Wickedly funny, impeccably plotted and characteristically dry, David Mamet's tale of two women living together in a lesbian relationship on society's fringes is brought to life in STURDY BEGGARS' new production of BOSTON MARRIAGE.
Intimately staged at the Pacific Playhouse STURDY BEGGARS' production draws the audience into the wickedly funny world of these two scheming and bantering turn-of-the-century women who have lived together in a lesbian relationship.
As the play opens, we see their "Boston marriage" on the edge of disintegration. These women delight in torturing each other, their lovers, their friends, and not least, their maid Catherine, whose name or nationality they constantly fail to recall.
The couple live on the periphery of high-class society, a world from which they both crave acceptance despite their unorthodox lifestyle. Anna has recently taken on a wealthy lover from whom she has received an enormous emerald and an income to match. Claire on the other hand has recently become smitten with a young woman and wants Anna to help her in her tryst.
As the two women exchange retorts and take turns taunting the maid, Claire's young object of desire appears, setting off a crisis that puts both the emerald and the women's futures at risk.
After widespread belief that Mamet could only write for men, the playwright released this play, which centres exclusively on female relationships. A "Boston marriage" was a romantic friendship between two unmarried women in long-term union sharing a household during the Victorian era.

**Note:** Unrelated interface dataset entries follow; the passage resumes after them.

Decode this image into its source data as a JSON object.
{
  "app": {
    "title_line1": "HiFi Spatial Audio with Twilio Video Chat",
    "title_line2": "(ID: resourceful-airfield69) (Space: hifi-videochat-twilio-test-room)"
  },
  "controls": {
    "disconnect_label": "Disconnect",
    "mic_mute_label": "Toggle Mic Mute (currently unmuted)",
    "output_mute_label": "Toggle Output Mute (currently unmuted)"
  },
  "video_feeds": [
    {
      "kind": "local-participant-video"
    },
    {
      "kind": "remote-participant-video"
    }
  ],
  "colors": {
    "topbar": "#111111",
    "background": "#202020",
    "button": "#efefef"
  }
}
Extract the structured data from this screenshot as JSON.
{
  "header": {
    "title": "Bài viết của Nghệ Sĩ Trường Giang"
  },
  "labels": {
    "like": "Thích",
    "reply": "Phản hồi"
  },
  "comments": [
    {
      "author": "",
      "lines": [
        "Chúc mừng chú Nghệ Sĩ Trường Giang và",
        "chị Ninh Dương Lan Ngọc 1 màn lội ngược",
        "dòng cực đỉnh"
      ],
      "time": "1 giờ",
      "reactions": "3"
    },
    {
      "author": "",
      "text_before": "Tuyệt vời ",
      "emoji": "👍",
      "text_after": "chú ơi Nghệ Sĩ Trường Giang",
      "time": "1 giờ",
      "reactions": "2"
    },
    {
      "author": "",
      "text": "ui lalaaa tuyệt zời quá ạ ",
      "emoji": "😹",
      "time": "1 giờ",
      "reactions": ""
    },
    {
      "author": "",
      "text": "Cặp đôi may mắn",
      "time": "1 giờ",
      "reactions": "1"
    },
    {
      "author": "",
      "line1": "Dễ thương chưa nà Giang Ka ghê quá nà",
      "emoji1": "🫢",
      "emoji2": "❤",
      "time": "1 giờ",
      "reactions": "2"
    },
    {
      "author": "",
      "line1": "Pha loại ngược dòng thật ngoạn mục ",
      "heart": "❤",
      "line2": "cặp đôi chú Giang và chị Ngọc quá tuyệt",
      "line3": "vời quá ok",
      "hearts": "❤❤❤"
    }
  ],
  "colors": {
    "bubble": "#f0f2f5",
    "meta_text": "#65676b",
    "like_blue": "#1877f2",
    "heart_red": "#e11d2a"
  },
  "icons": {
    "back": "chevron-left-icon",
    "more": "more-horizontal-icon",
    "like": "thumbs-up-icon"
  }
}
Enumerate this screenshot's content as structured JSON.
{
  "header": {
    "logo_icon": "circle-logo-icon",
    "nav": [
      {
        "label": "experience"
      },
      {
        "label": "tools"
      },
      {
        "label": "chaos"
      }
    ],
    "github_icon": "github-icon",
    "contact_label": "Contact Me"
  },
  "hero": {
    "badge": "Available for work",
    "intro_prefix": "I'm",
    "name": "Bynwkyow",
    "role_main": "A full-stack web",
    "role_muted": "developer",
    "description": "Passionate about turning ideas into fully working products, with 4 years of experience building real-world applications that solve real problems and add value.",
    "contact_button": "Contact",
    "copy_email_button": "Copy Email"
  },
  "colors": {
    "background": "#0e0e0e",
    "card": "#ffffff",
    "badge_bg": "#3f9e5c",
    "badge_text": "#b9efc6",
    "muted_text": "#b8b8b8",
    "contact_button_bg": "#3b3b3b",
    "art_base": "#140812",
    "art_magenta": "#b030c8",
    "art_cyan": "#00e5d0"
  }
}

This relationship offered women of a certain class a socially acceptable alternative to traditional marriage. The term "Boston marriage" came to be used after Henry James' book 'The Bostonians' (1886) which detailed a marriage-like relationship between two women.
In 2004, Massachusetts became the first state in the U.S. to allow legal same-sex marriages, which makes Boston the only major city in the U.S. where a "Boston marriage" can also be a legal marriage.